Assigned task:
The number of lines holding the string "text" is all that is wanted; count them in the records below.

[Data for this exercise]

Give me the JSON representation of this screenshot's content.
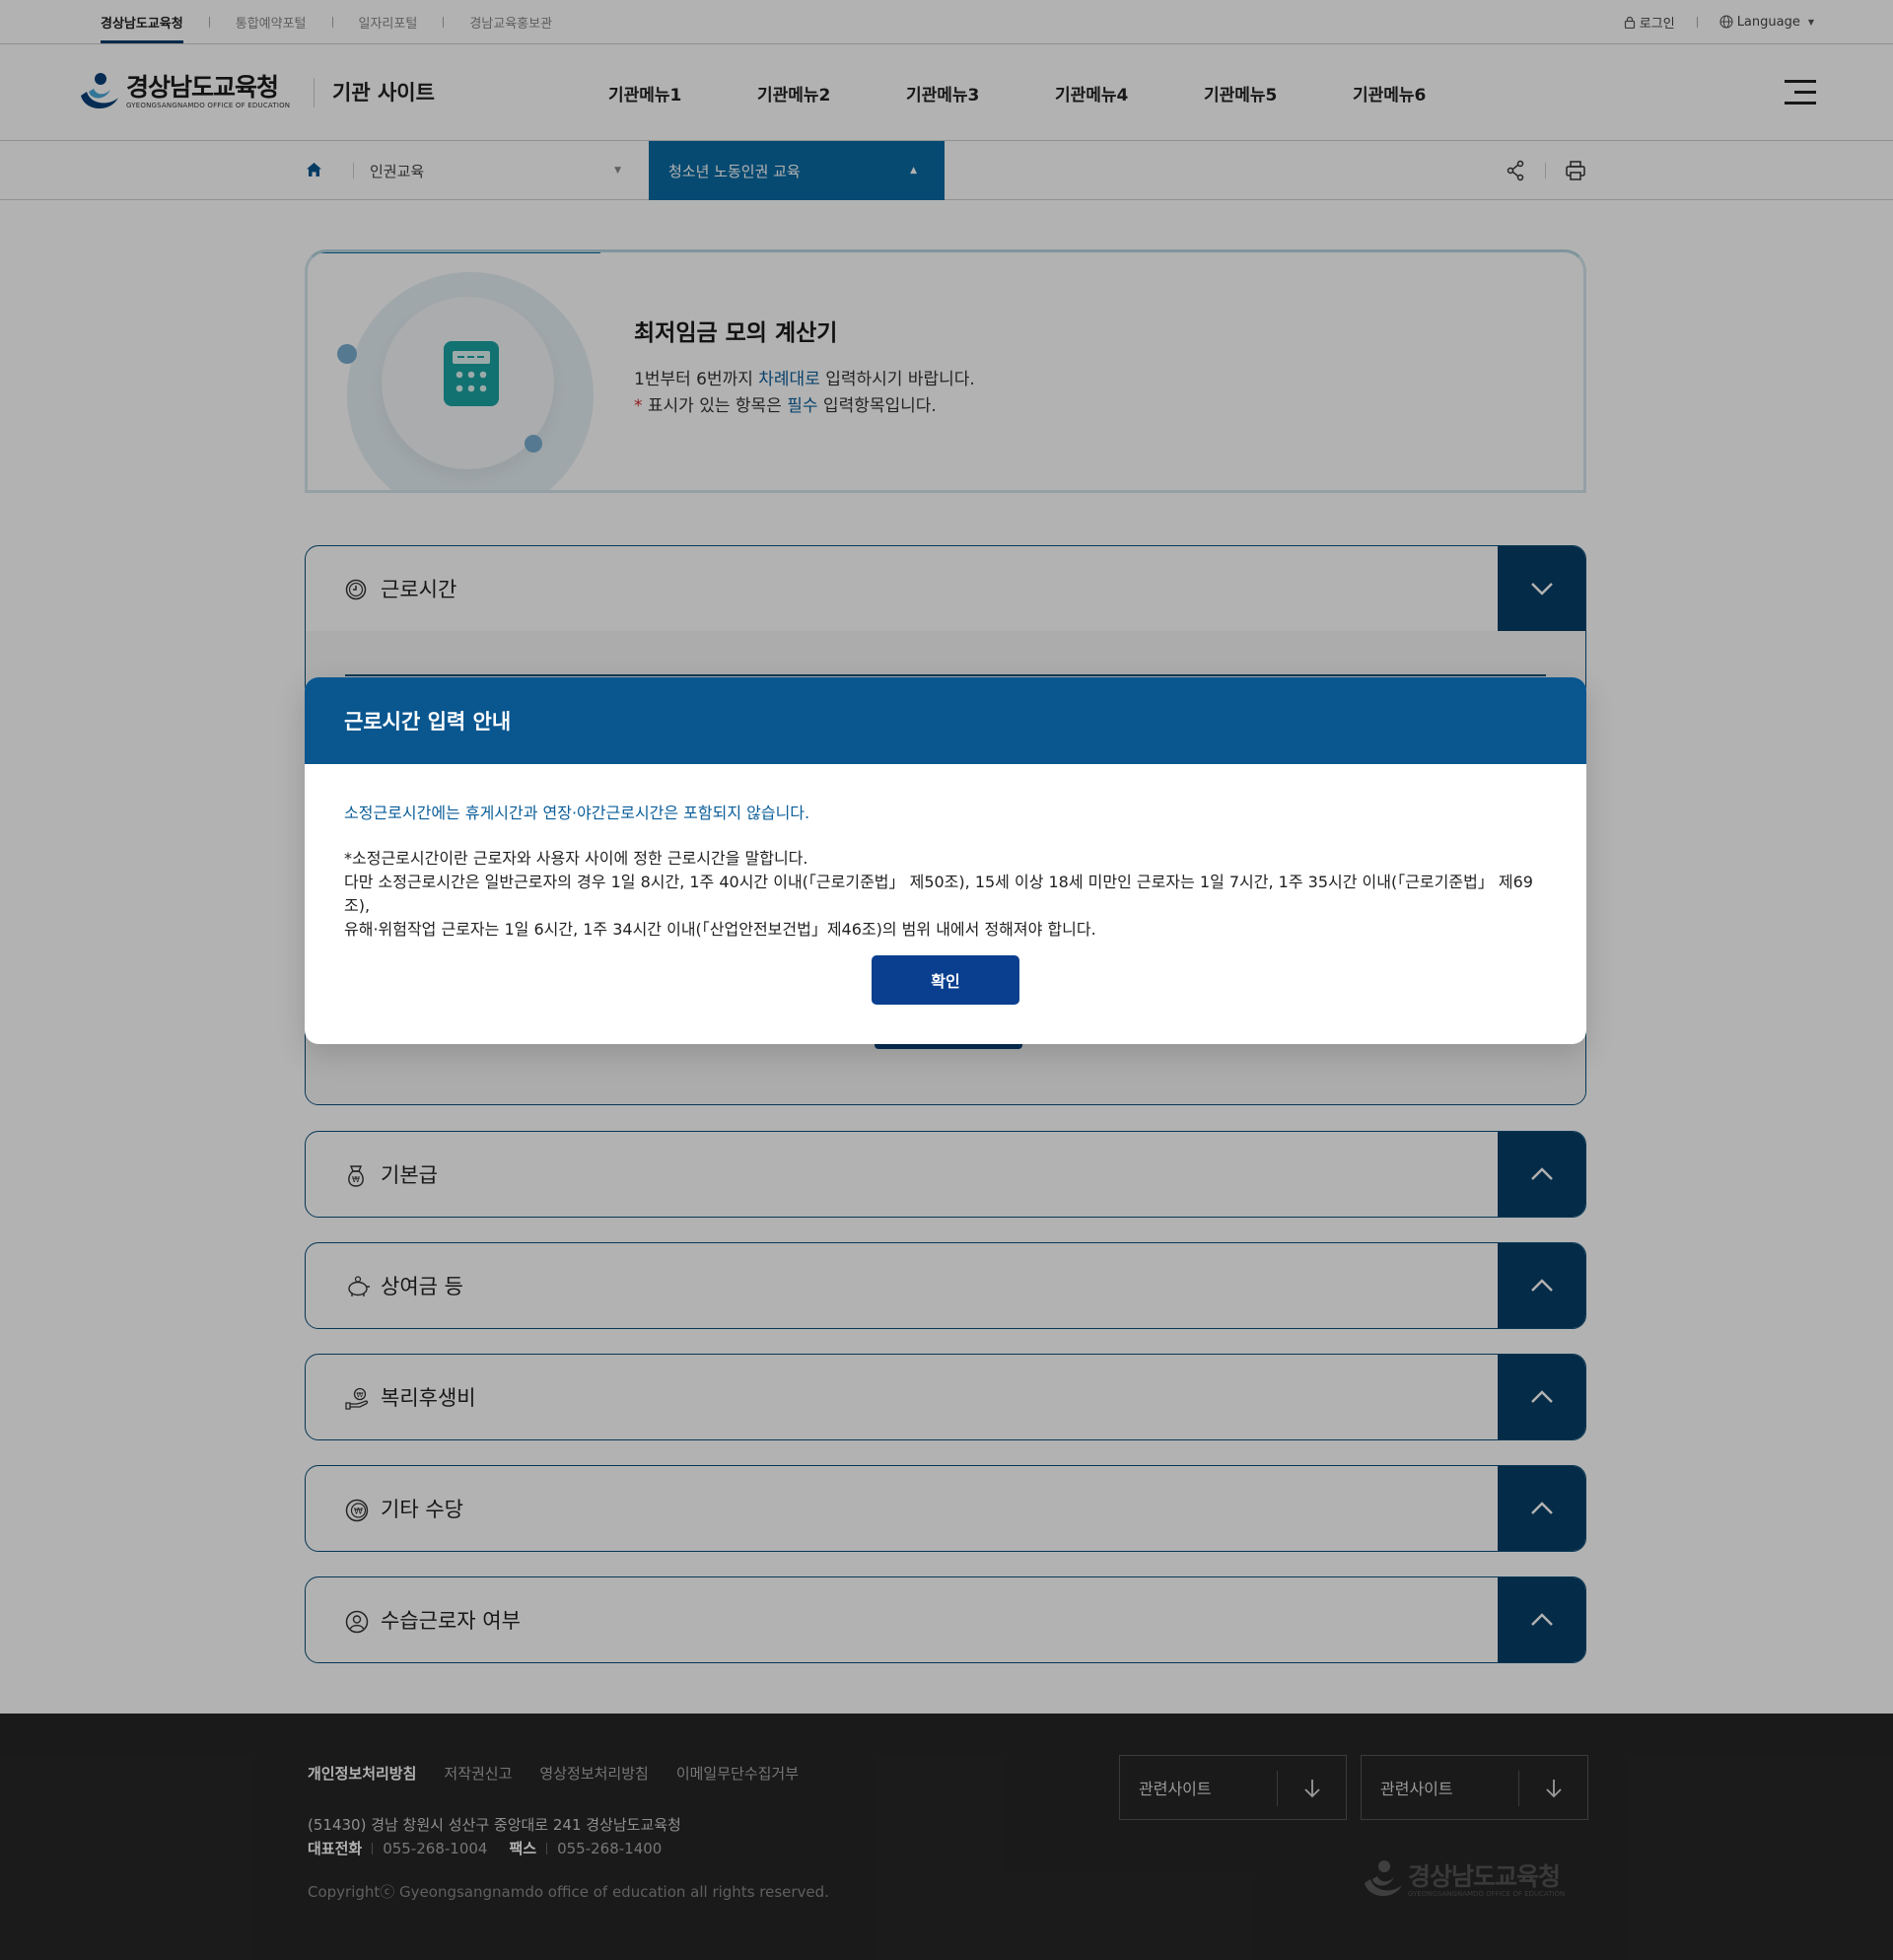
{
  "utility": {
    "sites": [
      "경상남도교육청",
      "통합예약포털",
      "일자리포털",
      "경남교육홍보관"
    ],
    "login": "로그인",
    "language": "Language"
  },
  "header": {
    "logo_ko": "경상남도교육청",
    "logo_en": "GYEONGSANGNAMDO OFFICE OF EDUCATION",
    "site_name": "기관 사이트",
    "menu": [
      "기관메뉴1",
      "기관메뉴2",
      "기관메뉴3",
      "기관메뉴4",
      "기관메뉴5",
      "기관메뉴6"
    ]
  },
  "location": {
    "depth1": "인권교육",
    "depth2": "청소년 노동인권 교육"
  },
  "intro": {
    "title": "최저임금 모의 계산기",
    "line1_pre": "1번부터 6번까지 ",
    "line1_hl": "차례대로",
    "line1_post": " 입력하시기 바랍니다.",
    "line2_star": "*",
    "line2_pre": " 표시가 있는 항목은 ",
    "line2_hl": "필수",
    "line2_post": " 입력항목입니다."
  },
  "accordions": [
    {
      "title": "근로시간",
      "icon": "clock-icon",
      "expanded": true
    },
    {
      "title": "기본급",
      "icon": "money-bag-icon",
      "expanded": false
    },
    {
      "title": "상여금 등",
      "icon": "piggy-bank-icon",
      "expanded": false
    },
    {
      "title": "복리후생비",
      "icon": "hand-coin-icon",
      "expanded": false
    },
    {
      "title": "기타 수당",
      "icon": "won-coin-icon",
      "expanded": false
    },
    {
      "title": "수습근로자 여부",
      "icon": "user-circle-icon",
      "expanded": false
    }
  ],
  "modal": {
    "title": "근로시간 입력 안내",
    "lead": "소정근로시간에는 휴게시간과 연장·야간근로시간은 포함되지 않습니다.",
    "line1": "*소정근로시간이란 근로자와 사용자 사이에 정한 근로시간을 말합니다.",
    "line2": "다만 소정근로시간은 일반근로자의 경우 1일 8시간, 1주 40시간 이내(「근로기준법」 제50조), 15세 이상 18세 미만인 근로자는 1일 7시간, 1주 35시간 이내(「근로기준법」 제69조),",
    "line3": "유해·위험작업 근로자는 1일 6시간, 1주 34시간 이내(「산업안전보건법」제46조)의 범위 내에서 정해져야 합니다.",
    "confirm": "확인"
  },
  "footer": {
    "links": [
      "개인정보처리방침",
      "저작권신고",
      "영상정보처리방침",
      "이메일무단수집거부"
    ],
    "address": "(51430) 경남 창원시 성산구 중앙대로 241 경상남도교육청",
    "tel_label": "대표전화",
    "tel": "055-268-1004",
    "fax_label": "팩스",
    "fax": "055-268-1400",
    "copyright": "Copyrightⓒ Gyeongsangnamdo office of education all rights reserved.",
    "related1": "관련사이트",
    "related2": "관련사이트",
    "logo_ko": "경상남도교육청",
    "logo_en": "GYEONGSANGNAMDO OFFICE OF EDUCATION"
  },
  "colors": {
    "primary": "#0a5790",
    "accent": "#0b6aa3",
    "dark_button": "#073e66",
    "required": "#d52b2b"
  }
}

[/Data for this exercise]
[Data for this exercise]

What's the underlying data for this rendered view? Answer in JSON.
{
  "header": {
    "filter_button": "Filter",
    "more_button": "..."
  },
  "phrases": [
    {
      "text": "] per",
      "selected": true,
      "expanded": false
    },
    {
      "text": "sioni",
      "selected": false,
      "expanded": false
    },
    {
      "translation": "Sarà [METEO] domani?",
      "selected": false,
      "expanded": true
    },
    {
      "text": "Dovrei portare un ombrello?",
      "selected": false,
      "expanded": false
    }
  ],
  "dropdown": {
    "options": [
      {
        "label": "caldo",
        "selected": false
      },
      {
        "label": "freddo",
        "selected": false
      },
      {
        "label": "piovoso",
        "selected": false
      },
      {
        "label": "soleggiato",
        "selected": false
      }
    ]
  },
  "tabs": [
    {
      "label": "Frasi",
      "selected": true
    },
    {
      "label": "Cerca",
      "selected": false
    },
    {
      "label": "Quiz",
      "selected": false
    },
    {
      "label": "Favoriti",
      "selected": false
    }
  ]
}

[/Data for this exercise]

Exercise answer:
3